MATERIAL TO PROCESS →
============

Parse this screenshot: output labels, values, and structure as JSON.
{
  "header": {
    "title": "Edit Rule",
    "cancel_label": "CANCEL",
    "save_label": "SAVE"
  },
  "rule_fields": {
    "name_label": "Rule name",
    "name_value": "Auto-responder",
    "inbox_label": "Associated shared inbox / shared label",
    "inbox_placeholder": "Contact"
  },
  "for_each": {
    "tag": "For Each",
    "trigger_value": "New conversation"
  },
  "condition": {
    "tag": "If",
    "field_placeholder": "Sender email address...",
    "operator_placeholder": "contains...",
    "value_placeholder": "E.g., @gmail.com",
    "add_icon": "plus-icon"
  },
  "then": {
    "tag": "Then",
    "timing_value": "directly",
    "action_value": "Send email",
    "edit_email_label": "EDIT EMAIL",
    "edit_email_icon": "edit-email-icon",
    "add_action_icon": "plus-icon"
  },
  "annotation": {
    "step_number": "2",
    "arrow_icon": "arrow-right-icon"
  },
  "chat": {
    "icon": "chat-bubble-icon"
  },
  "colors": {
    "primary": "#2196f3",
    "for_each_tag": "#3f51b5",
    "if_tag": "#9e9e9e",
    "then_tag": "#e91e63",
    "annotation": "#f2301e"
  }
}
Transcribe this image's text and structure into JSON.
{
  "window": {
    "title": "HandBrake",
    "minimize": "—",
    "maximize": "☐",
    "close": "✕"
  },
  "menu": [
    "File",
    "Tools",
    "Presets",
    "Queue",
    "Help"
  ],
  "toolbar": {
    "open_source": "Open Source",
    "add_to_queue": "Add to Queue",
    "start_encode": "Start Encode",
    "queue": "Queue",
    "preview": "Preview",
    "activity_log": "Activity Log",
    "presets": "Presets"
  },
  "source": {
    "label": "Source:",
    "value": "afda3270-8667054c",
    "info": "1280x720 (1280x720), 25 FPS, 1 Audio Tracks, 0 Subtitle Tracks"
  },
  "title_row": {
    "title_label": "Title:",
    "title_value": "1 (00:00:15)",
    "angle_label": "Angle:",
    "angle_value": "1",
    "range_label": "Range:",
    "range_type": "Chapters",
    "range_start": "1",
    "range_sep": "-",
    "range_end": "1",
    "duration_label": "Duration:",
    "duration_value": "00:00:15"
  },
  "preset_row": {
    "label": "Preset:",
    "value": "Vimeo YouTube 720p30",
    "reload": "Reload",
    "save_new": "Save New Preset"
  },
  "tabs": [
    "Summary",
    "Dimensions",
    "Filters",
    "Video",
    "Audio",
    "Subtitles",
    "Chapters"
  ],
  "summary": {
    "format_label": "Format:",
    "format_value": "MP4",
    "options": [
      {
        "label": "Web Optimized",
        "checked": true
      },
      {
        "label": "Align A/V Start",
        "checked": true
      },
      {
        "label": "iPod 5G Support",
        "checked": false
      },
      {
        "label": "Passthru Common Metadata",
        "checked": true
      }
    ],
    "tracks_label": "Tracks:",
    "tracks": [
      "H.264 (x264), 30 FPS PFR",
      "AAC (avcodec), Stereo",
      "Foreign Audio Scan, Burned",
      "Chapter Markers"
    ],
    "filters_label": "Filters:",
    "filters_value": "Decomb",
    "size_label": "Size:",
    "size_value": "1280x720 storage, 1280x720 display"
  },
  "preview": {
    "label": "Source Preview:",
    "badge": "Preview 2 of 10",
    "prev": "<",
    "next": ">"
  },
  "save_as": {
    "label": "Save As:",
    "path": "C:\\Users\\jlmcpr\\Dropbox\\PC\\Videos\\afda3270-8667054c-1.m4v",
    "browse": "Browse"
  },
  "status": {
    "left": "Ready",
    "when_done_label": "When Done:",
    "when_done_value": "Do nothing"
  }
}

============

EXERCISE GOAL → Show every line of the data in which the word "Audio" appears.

EXERCISE OUTPUT →
    "info": "1280x720 (1280x720), 25 FPS, 1 Audio Tracks, 0 Subtitle Tracks"
    "Audio",
      "Foreign Audio Scan, Burned",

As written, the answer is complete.